Why were we geezers green before anyone had ever heard of Earth Day? Well, according to the crone, they bought their RC Cola in bottles that they returned to the store, they used cloth diapers instead of disposables, they watched tv on a 6-inch black-and-white Philco instead of 72-inch plasma Sony, they hung their laundry on the line instead of tossing it in a dryer, yada yada yada.

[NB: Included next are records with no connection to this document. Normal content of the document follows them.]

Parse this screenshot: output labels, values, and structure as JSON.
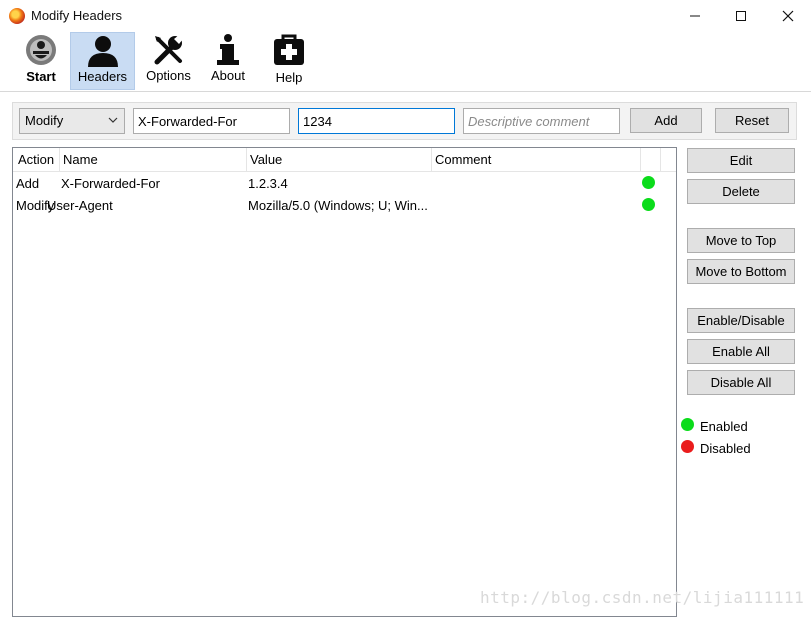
{
  "window": {
    "title": "Modify Headers",
    "controls": {
      "minimize": "minimize-icon",
      "maximize": "maximize-icon",
      "close": "close-icon"
    }
  },
  "toolbar": {
    "items": [
      {
        "label": "Start",
        "icon": "start-icon",
        "selected": false
      },
      {
        "label": "Headers",
        "icon": "person-icon",
        "selected": true
      },
      {
        "label": "Options",
        "icon": "tools-icon",
        "selected": false
      },
      {
        "label": "About",
        "icon": "info-icon",
        "selected": false
      },
      {
        "label": "Help",
        "icon": "first-aid-icon",
        "selected": false
      }
    ]
  },
  "entry": {
    "action_select": "Modify",
    "name_value": "X-Forwarded-For",
    "value_value": "1234",
    "comment_placeholder": "Descriptive comment",
    "add_label": "Add",
    "reset_label": "Reset"
  },
  "table": {
    "columns": [
      "Action",
      "Name",
      "Value",
      "Comment"
    ],
    "rows": [
      {
        "action": "Add",
        "name": "X-Forwarded-For",
        "value": "1.2.3.4",
        "comment": "",
        "status": "enabled"
      },
      {
        "action": "Modify",
        "name": "User-Agent",
        "value": "Mozilla/5.0 (Windows; U; Win...",
        "comment": "",
        "status": "enabled"
      }
    ]
  },
  "side_buttons": {
    "edit": "Edit",
    "delete": "Delete",
    "move_top": "Move to Top",
    "move_bottom": "Move to Bottom",
    "enable_disable": "Enable/Disable",
    "enable_all": "Enable All",
    "disable_all": "Disable All"
  },
  "legend": {
    "enabled_label": "Enabled",
    "disabled_label": "Disabled",
    "enabled_color": "#0bdc1b",
    "disabled_color": "#ea1c1c"
  },
  "watermark": "http://blog.csdn.net/lijia111111"
}
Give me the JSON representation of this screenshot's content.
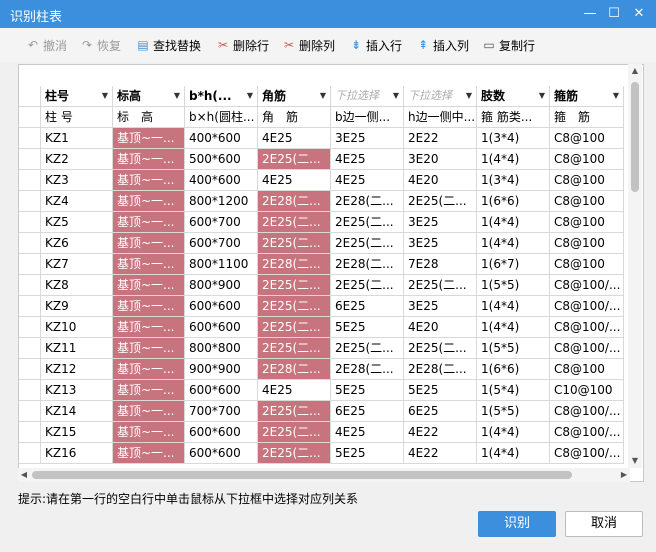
{
  "window": {
    "title": "识别柱表",
    "minimize": "—",
    "maximize": "☐",
    "close": "✕"
  },
  "toolbar": {
    "undo": "撤消",
    "redo": "恢复",
    "find_replace": "查找替换",
    "delete_row": "删除行",
    "delete_col": "删除列",
    "insert_row": "插入行",
    "insert_col": "插入列",
    "copy_row": "复制行"
  },
  "columns": [
    {
      "header": "柱号",
      "hint": false,
      "sub": "柱 号"
    },
    {
      "header": "标高",
      "hint": false,
      "sub": "标　高"
    },
    {
      "header": "b*h(...",
      "hint": false,
      "sub": "b×h(圆柱..."
    },
    {
      "header": "角筋",
      "hint": false,
      "sub": "角　筋"
    },
    {
      "header": "下拉选择",
      "hint": true,
      "sub": "b边一侧..."
    },
    {
      "header": "下拉选择",
      "hint": true,
      "sub": "h边一侧中..."
    },
    {
      "header": "肢数",
      "hint": false,
      "sub": "箍 筋类..."
    },
    {
      "header": "箍筋",
      "hint": false,
      "sub": "箍　筋"
    }
  ],
  "rows": [
    [
      "KZ1",
      "基顶~一...",
      "400*600",
      "4E25",
      "3E25",
      "2E22",
      "1(3*4)",
      "C8@100"
    ],
    [
      "KZ2",
      "基顶~一...",
      "500*600",
      "2E25(二...",
      "4E25",
      "3E20",
      "1(4*4)",
      "C8@100"
    ],
    [
      "KZ3",
      "基顶~一...",
      "400*600",
      "4E25",
      "4E25",
      "4E20",
      "1(3*4)",
      "C8@100"
    ],
    [
      "KZ4",
      "基顶~一...",
      "800*1200",
      "2E28(二...",
      "2E28(二...",
      "2E25(二...",
      "1(6*6)",
      "C8@100"
    ],
    [
      "KZ5",
      "基顶~一...",
      "600*700",
      "2E25(二...",
      "2E25(二...",
      "3E25",
      "1(4*4)",
      "C8@100"
    ],
    [
      "KZ6",
      "基顶~一...",
      "600*700",
      "2E25(二...",
      "2E25(二...",
      "3E25",
      "1(4*4)",
      "C8@100"
    ],
    [
      "KZ7",
      "基顶~一...",
      "800*1100",
      "2E28(二...",
      "2E28(二...",
      "7E28",
      "1(6*7)",
      "C8@100"
    ],
    [
      "KZ8",
      "基顶~一...",
      "800*900",
      "2E25(二...",
      "2E25(二...",
      "2E25(二...",
      "1(5*5)",
      "C8@100/..."
    ],
    [
      "KZ9",
      "基顶~一...",
      "600*600",
      "2E25(二...",
      "6E25",
      "3E25",
      "1(4*4)",
      "C8@100/..."
    ],
    [
      "KZ10",
      "基顶~一...",
      "600*600",
      "2E25(二...",
      "5E25",
      "4E20",
      "1(4*4)",
      "C8@100/..."
    ],
    [
      "KZ11",
      "基顶~一...",
      "800*800",
      "2E25(二...",
      "2E25(二...",
      "2E25(二...",
      "1(5*5)",
      "C8@100/..."
    ],
    [
      "KZ12",
      "基顶~一...",
      "900*900",
      "2E28(二...",
      "2E28(二...",
      "2E28(二...",
      "1(6*6)",
      "C8@100"
    ],
    [
      "KZ13",
      "基顶~一...",
      "600*600",
      "4E25",
      "5E25",
      "5E25",
      "1(5*4)",
      "C10@100"
    ],
    [
      "KZ14",
      "基顶~一...",
      "700*700",
      "2E25(二...",
      "6E25",
      "6E25",
      "1(5*5)",
      "C8@100/..."
    ],
    [
      "KZ15",
      "基顶~一...",
      "600*600",
      "2E25(二...",
      "4E25",
      "4E22",
      "1(4*4)",
      "C8@100/..."
    ],
    [
      "KZ16",
      "基顶~一...",
      "600*600",
      "2E25(二...",
      "5E25",
      "4E22",
      "1(4*4)",
      "C8@100/..."
    ]
  ],
  "pink_cells": {
    "col1": [
      0,
      1,
      2,
      3,
      4,
      5,
      6,
      7,
      8,
      9,
      10,
      11,
      12,
      13,
      14,
      15
    ],
    "col3": [
      1,
      3,
      4,
      5,
      6,
      7,
      8,
      9,
      10,
      11,
      13,
      14,
      15
    ]
  },
  "colors": {
    "accent": "#3c8fdc",
    "highlight": "#c8747e"
  },
  "hint": "提示:请在第一行的空白行中单击鼠标从下拉框中选择对应列关系",
  "buttons": {
    "ok": "识别",
    "cancel": "取消"
  }
}
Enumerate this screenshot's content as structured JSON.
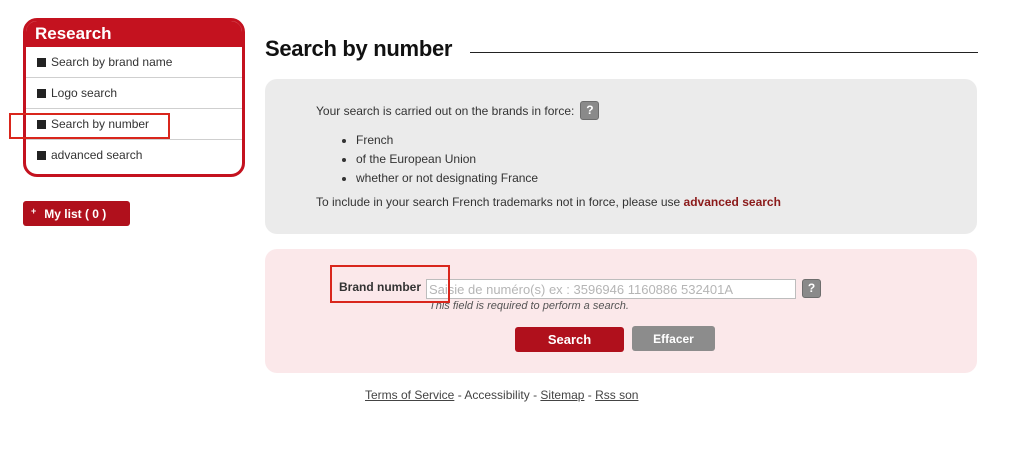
{
  "sidebar": {
    "title": "Research",
    "items": [
      {
        "label": "Search by brand name"
      },
      {
        "label": "Logo search"
      },
      {
        "label": "Search by number"
      },
      {
        "label": "advanced search"
      }
    ]
  },
  "mylist": {
    "plus": "+",
    "label": "My list ( 0 )"
  },
  "main": {
    "title": "Search by number",
    "info": {
      "intro": "Your search is carried out on the brands in force:",
      "help": "?",
      "bullets": [
        "French",
        "of the European Union",
        "whether or not designating France"
      ],
      "note_prefix": "To include in your search French trademarks not in force, please use ",
      "note_link": "advanced search"
    },
    "form": {
      "label": "Brand number",
      "placeholder": "Saisie de numéro(s) ex : 3596946 1160886 532401A",
      "value": "",
      "help": "?",
      "hint": "This field is required to perform a search.",
      "search_label": "Search",
      "clear_label": "Effacer"
    }
  },
  "footer": {
    "terms": "Terms of Service",
    "sep1": " - ",
    "accessibility": "Accessibility",
    "sep2": " - ",
    "sitemap": "Sitemap",
    "sep3": " - ",
    "rss": "Rss son"
  },
  "colors": {
    "brand_red": "#c4121f",
    "link_red": "#8b1a1a",
    "info_bg": "#ebebeb",
    "form_bg": "#fbe8ea"
  }
}
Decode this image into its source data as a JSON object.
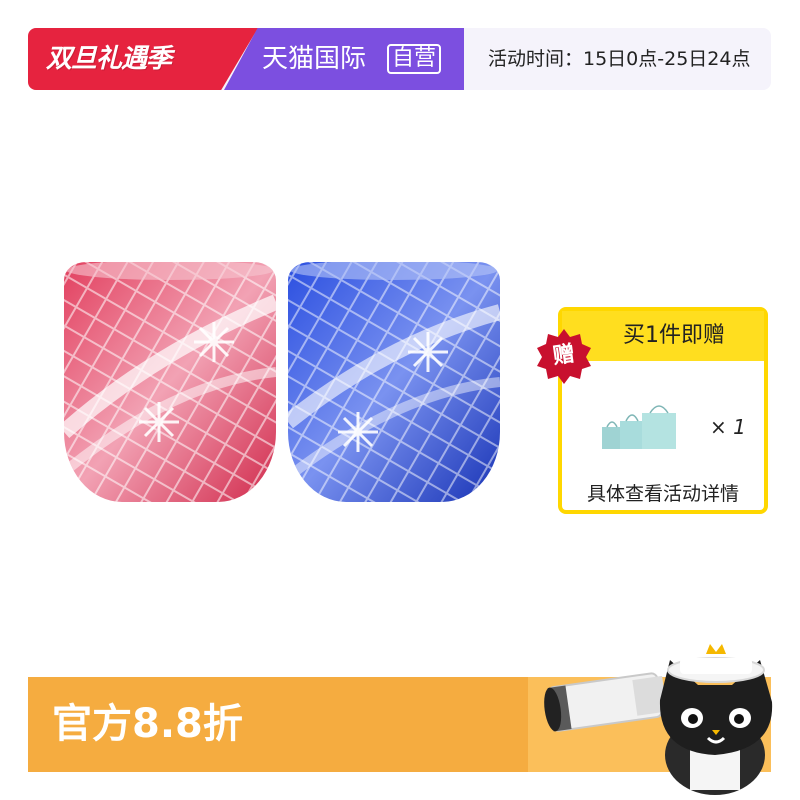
{
  "banner": {
    "event_name": "双旦礼遇季",
    "store_name": "天猫国际",
    "self_operated_badge": "自营",
    "event_time": "活动时间：15日0点-25日24点"
  },
  "gift": {
    "title": "买1件即赠",
    "seal": "赠",
    "count": "× 1",
    "note": "具体查看活动详情"
  },
  "discount": {
    "label": "官方8.8折"
  },
  "colors": {
    "event_red": "#e6233f",
    "tmall_purple": "#7c4fe0",
    "gift_yellow": "#ffde1f",
    "discount_orange": "#f5ac40",
    "glass_red": "#d8334f",
    "glass_blue": "#1f3cc9"
  }
}
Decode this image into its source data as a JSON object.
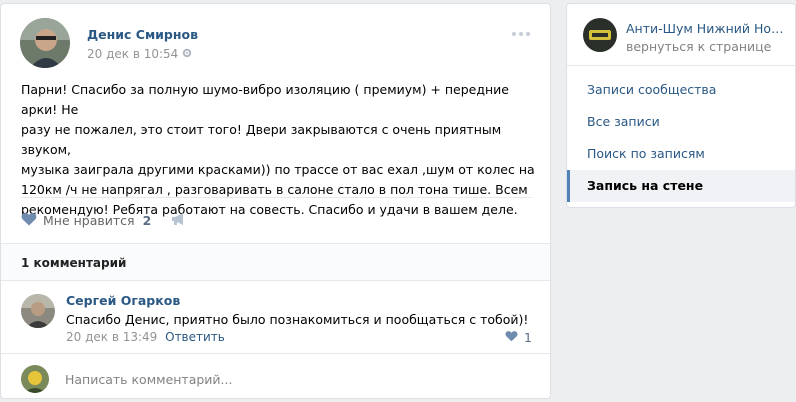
{
  "post": {
    "author": "Денис Смирнов",
    "date": "20 дек в 10:54",
    "text_lines": [
      "Парни! Спасибо за полную шумо-вибро изоляцию ( премиум) + передние арки! Не",
      "разу не пожалел, это стоит того! Двери закрываются с очень приятным звуком,",
      "музыка заиграла другими красками)) по трассе от вас ехал ,шум от колес на",
      "120км /ч не напрягал , разговаривать в салоне стало в пол тона тише. Всем",
      "рекомендую! Ребята работают на совесть. Спасибо и удачи в вашем деле."
    ],
    "like_label": "Мне нравится",
    "like_count": "2"
  },
  "comments": {
    "count_label": "1 комментарий",
    "items": [
      {
        "author": "Сергей Огарков",
        "text": "Спасибо Денис, приятно было познакомиться и пообщаться с тобой)!",
        "date": "20 дек в 13:49",
        "reply_label": "Ответить",
        "likes": "1"
      }
    ],
    "input_placeholder": "Написать комментарий..."
  },
  "sidebar": {
    "group_name": "Анти-Шум Нижний Новгород",
    "back_label": "вернуться к странице",
    "menu": [
      {
        "label": "Записи сообщества",
        "active": false
      },
      {
        "label": "Все записи",
        "active": false
      },
      {
        "label": "Поиск по записям",
        "active": false
      },
      {
        "label": "Запись на стене",
        "active": true
      }
    ]
  },
  "colors": {
    "background": "#edeef0",
    "link": "#2a5885",
    "accent": "#5181b8",
    "muted": "#939393"
  }
}
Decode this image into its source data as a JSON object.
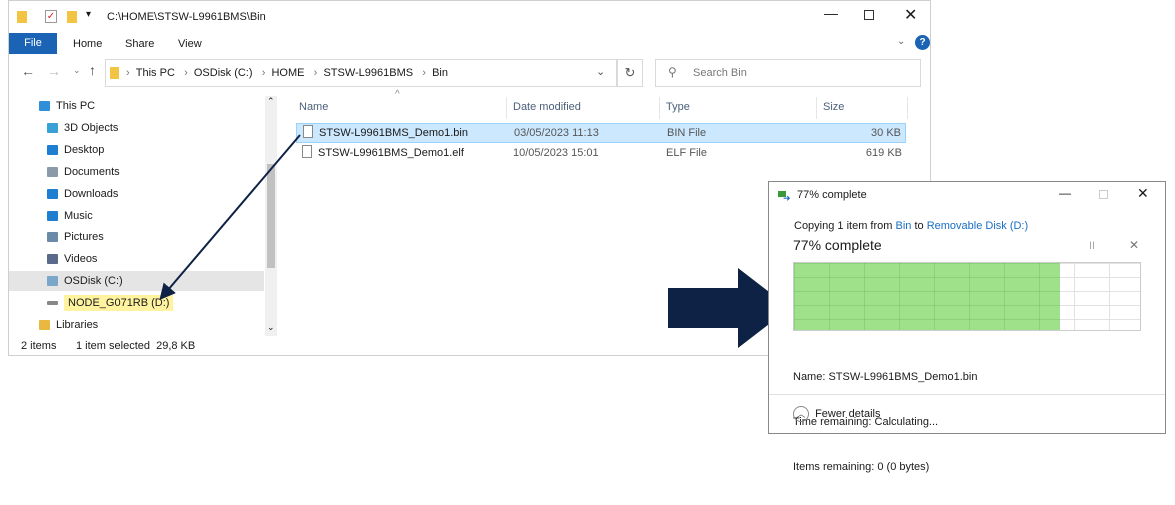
{
  "explorer": {
    "title": "C:\\HOME\\STSW-L9961BMS\\Bin",
    "ribbon_tabs": [
      "File",
      "Home",
      "Share",
      "View"
    ],
    "breadcrumb": [
      "This PC",
      "OSDisk (C:)",
      "HOME",
      "STSW-L9961BMS",
      "Bin"
    ],
    "search_placeholder": "Search Bin",
    "nav_items": [
      {
        "label": "This PC",
        "icon": "pc-icon",
        "color": "#2f8fd8"
      },
      {
        "label": "3D Objects",
        "icon": "cube-icon",
        "color": "#3aa0d8"
      },
      {
        "label": "Desktop",
        "icon": "desktop-icon",
        "color": "#1e7fd0"
      },
      {
        "label": "Documents",
        "icon": "documents-icon",
        "color": "#8a9aa8"
      },
      {
        "label": "Downloads",
        "icon": "download-icon",
        "color": "#1e7fd0"
      },
      {
        "label": "Music",
        "icon": "music-icon",
        "color": "#1e7fd0"
      },
      {
        "label": "Pictures",
        "icon": "pictures-icon",
        "color": "#6a8aa8"
      },
      {
        "label": "Videos",
        "icon": "videos-icon",
        "color": "#5a6a8a"
      },
      {
        "label": "OSDisk (C:)",
        "icon": "drive-icon",
        "color": "#7aa6c8"
      },
      {
        "label": "NODE_G071RB (D:)",
        "icon": "usb-drive-icon",
        "color": "#888888"
      },
      {
        "label": "Libraries",
        "icon": "libraries-icon",
        "color": "#e8b840"
      }
    ],
    "columns": [
      "Name",
      "Date modified",
      "Type",
      "Size"
    ],
    "files": [
      {
        "name": "STSW-L9961BMS_Demo1.bin",
        "date": "03/05/2023 11:13",
        "type": "BIN File",
        "size": "30 KB"
      },
      {
        "name": "STSW-L9961BMS_Demo1.elf",
        "date": "10/05/2023 15:01",
        "type": "ELF File",
        "size": "619 KB"
      }
    ],
    "status": {
      "items": "2 items",
      "selected": "1 item selected  29,8 KB"
    }
  },
  "dialog": {
    "title": "77% complete",
    "copying_prefix": "Copying 1 item from ",
    "source": "Bin",
    "to": " to ",
    "destination": "Removable Disk (D:)",
    "heading": "77% complete",
    "progress_percent": 77,
    "name_label": "Name:",
    "name_value": "STSW-L9961BMS_Demo1.bin",
    "time_label": "Time remaining:",
    "time_value": "Calculating...",
    "items_label": "Items remaining:",
    "items_value": "0 (0 bytes)",
    "fewer_details": "Fewer details"
  },
  "colors": {
    "accent": "#0063b1",
    "arrow": "#0d2244",
    "progress": "#9fe08a",
    "selected_row": "#cce8ff",
    "highlight": "#fff3a0"
  }
}
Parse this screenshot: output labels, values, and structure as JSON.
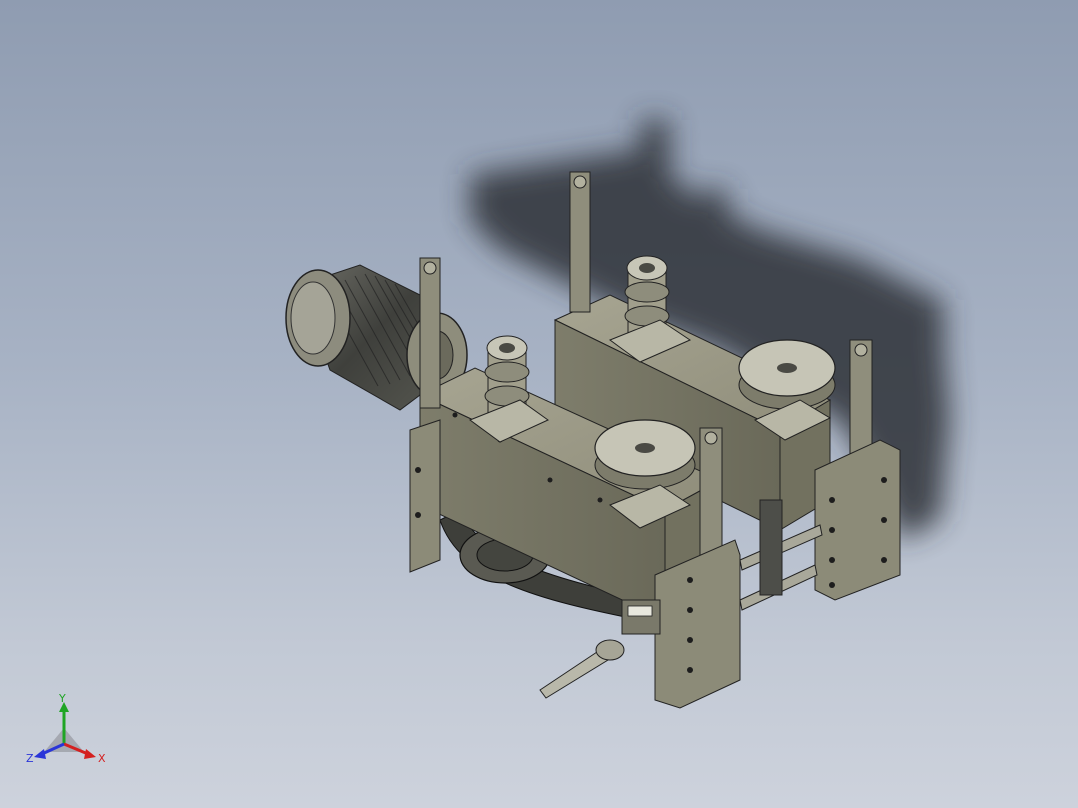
{
  "viewport": {
    "background_top": "#8f9cb1",
    "background_bottom": "#cdd2dc"
  },
  "model": {
    "body_color": "#8c8b78",
    "shadow_color": "#2d3038",
    "dark_part_color": "#4d4e49",
    "bolt_color": "#1d1d1d"
  },
  "triad": {
    "x_label": "X",
    "y_label": "Y",
    "z_label": "Z",
    "x_color": "#d42020",
    "y_color": "#1fa524",
    "z_color": "#2a35d8"
  }
}
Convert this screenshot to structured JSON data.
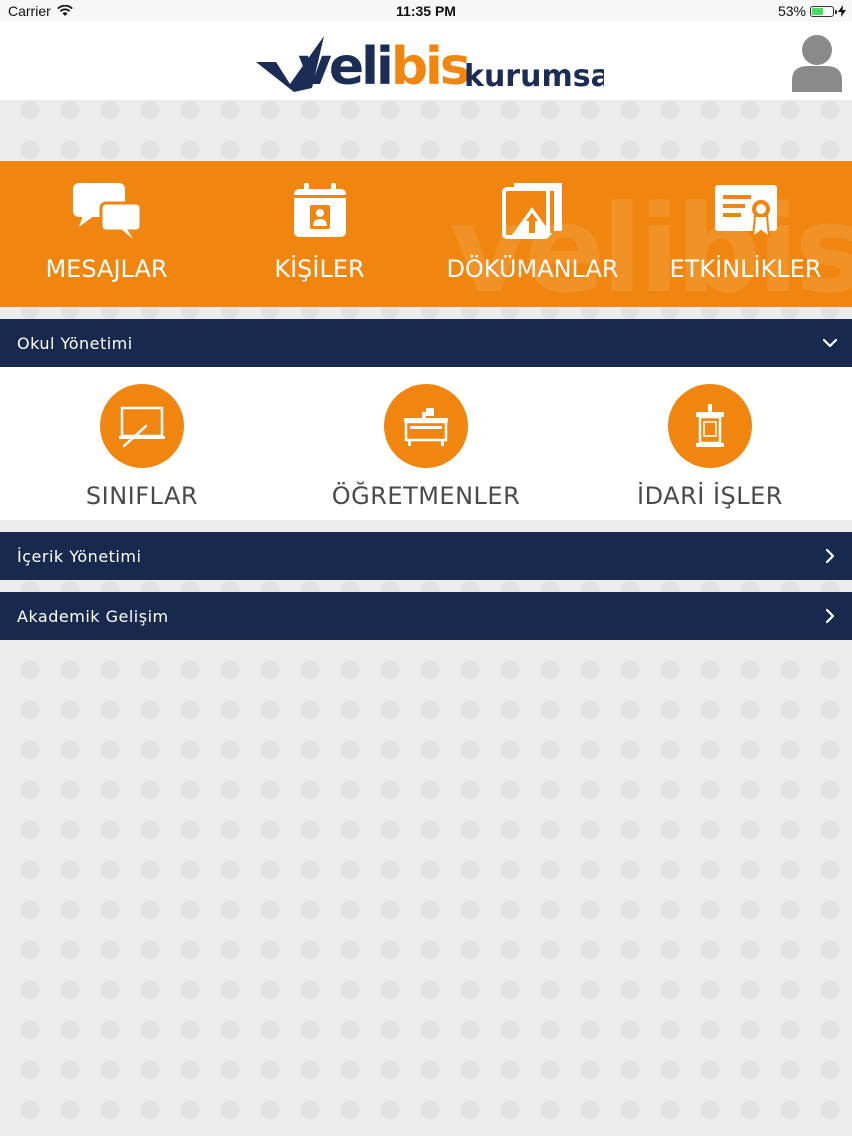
{
  "status_bar": {
    "carrier": "Carrier",
    "time": "11:35 PM",
    "battery": "53%",
    "battery_level": 0.53
  },
  "header": {
    "logo_main": "velibis",
    "logo_sub": "kurumsal"
  },
  "watermark": "velibis",
  "quick_actions": [
    {
      "label": "MESAJLAR",
      "icon": "chat-bubbles-icon"
    },
    {
      "label": "KİŞİLER",
      "icon": "contacts-calendar-icon"
    },
    {
      "label": "DÖKÜMANLAR",
      "icon": "documents-upload-icon"
    },
    {
      "label": "ETKİNLİKLER",
      "icon": "certificate-icon"
    }
  ],
  "sections": {
    "okul": {
      "title": "Okul Yönetimi",
      "expanded": true
    },
    "icerik": {
      "title": "İçerik Yönetimi",
      "expanded": false
    },
    "akademik": {
      "title": "Akademik Gelişim",
      "expanded": false
    }
  },
  "okul_items": [
    {
      "label": "SINIFLAR",
      "icon": "blackboard-icon"
    },
    {
      "label": "ÖĞRETMENLER",
      "icon": "teacher-desk-icon"
    },
    {
      "label": "İDARİ İŞLER",
      "icon": "podium-icon"
    }
  ],
  "colors": {
    "orange": "#f0860f",
    "navy": "#172a4d",
    "logo_blue": "#1c2d55"
  }
}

Give me an frigging break. You know why we geezers used cloth diapers? We had no choice. Ditto the tiny television and the washing clothes in a wringer washer. We got rid of both as soon as new and improved options came on the market. As for the pop bottles, you know why we hauled them back to the store? They had deposits on them. Back when the geezer generation had fewer candles on their birthday cakes than they had fingers, every little kid was happy to haul pop bottles to the store because that was like found money. We sure didn't worry about recycling anything else: juice jars, tin cans, you name it, it all hit the trash without a second thought. For that matter, quite a bit of it only hit the trash in the loosest sense: roadsides in this country were pretty disgusting until the 1960s when Lady Bird Johnson began her highway beautification programs.
In fact, if anything, today's geezers were the opposite of green. We all thought there were no limits, both on a personal level and as a society. Dump all the sewage you want in the watershed -- streams will clean themselves. Strip mining? No problem. This is a big country; we'll never miss sizable chunks of Kentucky, West Virginia, Illinois, Wyoming, or Texas. Clear cutting forests? Go for it. The forests will grow back. Ever watch "Mad Men"? It does a pretty nice job of capturing the casual wastefulness 50 years ago of today's smug, self-righteous codgers.
In short, we weren't green. We were oblivious.
My kids are in their 40s now. I wonder what type of ridiculous crap they'll be passing around in 20 or 30 years to tout their supposed superiority over their grandchildren?